Russia got about 30 percent of its budget from oil and natural gas in the first quarter, from about 50 percent before crude prices slumped by half in the past two years. U.S. companies have backed away from the sector after earlier efforts to buy assets were thwarted, said Alexander Nazarov, an oil and gas analyst at Gazprombank in Moscow.
Houston-based Schlumberger Ltd. aborted a $1.7 billion bid last year for a minority stake in Eurasia Drilling Co. after Russian regulators delayed approvals. In 2014, Irving, Texas-based Exxon Mobil Corp. halted drilling in the Arctic with Moscow-based Rosneft OJSC after the U.S. imposed sanctions meant to punish Russia for escalating a conflict in Ukraine.
For Bashneft, where the government is selling control of the company and expects a premium, the buyer will probably have to be local, Nazarov said.
VTB Bank, like any Russian financial institution, may have less appeal to foreigners because of the punitive measures linked to Ukraine, said Tim Love, a money manager who helps oversee $130 billion at GAM UK Ltd.
Investing in Russia, which began opening its economy after the fall of the Soviet Union more than two decades ago, has been considered too risky for some investors. In the 1990s, President Boris Yeltsin oversaw the transfer of swaths of state oil, metals and mining wealth to hand-picked businessmen at fire-sale prices. That spawned the era of the oligarchs, many of whom still hold sway today. The state has since reacquired some assets.
While the economy has more than tripled in the past decade, aided by a surge in oil prices and production, Russia is having trouble attracting money from overseas. The ruble has tumbled 17 percent in the past year. The economy will contract 1 percent this year, with a budget deficit at 3.2 percent of gross domestic product, the highest since the aftermath of the global financial crisis in 2010, a consensus of economists’ forecasts compiled by Bloomberg shows.

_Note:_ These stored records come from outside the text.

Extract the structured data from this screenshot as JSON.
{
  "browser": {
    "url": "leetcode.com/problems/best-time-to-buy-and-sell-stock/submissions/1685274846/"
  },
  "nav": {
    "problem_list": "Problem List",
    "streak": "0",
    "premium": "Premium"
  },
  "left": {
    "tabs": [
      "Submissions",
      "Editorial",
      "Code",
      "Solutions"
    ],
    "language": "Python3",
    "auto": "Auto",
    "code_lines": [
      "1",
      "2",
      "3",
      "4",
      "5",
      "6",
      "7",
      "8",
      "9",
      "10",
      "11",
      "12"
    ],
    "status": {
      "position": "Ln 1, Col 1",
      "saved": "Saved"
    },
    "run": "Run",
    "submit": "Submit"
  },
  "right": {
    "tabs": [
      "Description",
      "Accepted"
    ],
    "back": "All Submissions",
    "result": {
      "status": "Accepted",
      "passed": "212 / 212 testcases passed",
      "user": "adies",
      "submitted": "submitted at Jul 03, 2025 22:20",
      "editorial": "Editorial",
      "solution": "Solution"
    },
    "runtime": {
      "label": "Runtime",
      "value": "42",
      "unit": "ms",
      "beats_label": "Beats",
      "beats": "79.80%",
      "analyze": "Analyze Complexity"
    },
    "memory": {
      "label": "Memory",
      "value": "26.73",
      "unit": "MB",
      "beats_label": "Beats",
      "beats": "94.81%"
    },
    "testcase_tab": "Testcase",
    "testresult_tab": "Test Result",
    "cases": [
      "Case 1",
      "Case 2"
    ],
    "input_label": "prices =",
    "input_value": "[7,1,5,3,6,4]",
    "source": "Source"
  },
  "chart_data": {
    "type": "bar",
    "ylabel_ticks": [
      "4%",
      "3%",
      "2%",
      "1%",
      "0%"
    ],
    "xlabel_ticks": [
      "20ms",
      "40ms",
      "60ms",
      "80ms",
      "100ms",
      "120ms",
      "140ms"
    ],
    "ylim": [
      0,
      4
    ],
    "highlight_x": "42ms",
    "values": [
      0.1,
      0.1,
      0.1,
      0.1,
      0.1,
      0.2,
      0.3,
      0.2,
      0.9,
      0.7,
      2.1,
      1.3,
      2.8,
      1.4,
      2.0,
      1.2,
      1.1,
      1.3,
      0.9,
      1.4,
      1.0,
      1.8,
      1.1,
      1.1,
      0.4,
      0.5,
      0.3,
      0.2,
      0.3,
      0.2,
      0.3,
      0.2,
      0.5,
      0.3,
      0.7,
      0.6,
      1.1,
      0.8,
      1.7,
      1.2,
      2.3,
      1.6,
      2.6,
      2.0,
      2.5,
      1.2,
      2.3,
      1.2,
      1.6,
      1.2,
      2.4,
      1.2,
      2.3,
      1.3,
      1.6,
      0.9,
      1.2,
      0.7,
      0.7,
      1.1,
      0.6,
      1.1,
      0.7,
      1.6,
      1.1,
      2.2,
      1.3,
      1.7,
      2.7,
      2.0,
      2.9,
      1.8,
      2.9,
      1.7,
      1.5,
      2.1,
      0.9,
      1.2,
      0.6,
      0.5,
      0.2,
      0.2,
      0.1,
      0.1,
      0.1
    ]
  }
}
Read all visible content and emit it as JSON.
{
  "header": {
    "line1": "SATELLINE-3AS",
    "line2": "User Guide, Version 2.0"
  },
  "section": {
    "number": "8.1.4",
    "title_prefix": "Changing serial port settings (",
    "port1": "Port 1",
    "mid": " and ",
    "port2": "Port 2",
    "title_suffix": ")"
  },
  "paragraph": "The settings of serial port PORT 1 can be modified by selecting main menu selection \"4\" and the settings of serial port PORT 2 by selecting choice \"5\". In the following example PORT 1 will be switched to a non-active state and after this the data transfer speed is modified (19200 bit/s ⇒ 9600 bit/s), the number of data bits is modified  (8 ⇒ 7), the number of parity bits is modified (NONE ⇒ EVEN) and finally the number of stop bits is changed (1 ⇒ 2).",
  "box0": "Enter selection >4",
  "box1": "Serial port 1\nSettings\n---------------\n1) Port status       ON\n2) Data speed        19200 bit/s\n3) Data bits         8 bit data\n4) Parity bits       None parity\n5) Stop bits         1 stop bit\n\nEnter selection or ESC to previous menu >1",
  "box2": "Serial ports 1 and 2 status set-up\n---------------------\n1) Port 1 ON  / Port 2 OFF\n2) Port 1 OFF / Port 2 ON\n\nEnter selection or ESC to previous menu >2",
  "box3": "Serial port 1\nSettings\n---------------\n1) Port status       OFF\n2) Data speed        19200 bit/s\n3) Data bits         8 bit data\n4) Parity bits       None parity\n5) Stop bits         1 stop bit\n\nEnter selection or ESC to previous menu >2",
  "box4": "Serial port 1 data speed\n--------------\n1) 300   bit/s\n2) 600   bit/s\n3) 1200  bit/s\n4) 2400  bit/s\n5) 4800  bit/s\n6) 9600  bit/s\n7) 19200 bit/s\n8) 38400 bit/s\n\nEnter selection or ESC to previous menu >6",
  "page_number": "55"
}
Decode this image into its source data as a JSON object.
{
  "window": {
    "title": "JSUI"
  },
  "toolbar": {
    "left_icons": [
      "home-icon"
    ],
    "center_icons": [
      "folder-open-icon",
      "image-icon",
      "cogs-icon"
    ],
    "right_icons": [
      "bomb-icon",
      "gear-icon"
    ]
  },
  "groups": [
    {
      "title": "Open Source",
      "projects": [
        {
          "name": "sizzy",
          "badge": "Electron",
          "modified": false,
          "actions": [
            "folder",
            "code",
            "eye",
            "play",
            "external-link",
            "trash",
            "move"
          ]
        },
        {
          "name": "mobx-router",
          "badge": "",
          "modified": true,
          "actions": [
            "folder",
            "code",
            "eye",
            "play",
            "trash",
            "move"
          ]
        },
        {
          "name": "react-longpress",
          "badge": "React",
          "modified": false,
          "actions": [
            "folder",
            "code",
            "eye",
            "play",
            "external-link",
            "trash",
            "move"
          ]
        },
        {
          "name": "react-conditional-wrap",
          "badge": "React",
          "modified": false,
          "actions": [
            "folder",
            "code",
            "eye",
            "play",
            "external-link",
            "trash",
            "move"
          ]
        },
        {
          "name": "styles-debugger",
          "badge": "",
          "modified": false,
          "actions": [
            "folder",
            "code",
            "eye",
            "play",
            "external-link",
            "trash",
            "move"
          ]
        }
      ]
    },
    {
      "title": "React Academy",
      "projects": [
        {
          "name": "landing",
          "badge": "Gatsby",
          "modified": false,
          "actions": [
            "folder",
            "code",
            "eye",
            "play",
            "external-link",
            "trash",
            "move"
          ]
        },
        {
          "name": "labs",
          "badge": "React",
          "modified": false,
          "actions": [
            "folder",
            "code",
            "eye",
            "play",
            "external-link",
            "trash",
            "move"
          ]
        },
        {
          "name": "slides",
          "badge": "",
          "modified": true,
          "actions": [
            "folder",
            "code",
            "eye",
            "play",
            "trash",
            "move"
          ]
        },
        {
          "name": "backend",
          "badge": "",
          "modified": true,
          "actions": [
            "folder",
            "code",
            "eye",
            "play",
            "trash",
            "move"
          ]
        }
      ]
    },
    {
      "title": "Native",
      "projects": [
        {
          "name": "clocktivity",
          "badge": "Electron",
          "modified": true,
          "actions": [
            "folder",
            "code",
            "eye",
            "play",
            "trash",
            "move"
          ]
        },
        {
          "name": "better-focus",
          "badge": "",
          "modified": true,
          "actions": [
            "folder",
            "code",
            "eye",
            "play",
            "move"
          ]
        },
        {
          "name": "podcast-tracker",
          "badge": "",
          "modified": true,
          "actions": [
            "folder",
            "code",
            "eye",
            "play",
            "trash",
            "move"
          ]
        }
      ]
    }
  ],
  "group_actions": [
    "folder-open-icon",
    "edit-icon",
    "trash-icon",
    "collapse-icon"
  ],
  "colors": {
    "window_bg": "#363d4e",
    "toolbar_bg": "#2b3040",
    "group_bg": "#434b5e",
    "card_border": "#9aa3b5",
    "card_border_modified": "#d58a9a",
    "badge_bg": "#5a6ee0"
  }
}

There are also dangers related to U.S. and European sanctions. Just last month, American authorities discouraged some investors from participating in Russia’s first Eurobond sale since sanctions began, said Alfa Bank Chief Economist Natalia Orlova in Moscow. Foreign banks and clearing companies stayed away on concerns over the attitude of U.S. and European officialdom to their participation. Similar risks may also apply to Alrosa’s offering, Orlova said.
Still, the diamond company will be appealing. Net income in the first quarter more than doubled from a year earlier as the company raised sales and cut costs. It also has been a beneficiary of the weak ruble, which boosts revenue in the local currency from selling diamonds in dollars.
That offers tantalizing prospects for returns. Pressured by a government hungry for revenue, Alrosa this year promised to pay half its net income in dividends, above the 35 percent it is obliged to offer under company policy.
The Finance Ministry supports the Economy Ministry’s position that it’s possible to sell the stake in Alrosa by this month, Interfax has reported. The miner and Sberbank PJSC, which is managing the sale, have met investors, including in the U.S., who "expressed interest," Alrosa said June 1. Oppenheimer Funds Inc. in New York is a minority investor, owning about 3 percent of Alrosa. The fund’s press office declined to comment on any interest in the new share sale.
“It’s a positive-surprise story,” Love, the Gam UK fund manager, said after meeting with Alrosa executives last week in London. Gam holds shares in Alrosa, which remains attractive as diamond sales grow and the company’s cash flow improves, he said.
In a world bereft of decent returns, where mine operators such as Anglo American Plc have been canceling payouts, Alrosa will deliver a dividend yield far above 10 percent, according to Oleg Petropavlovskiy, an analyst at BCS Global Markets. A further sale of shares may act as a catalyst for increasing dividends, Deutsche Bank said.
“There is risk in everything in the world,” said veteran investor Jim Rogers. “But many are less and less worried about sanctions. I own some Russian companies and am looking for more.”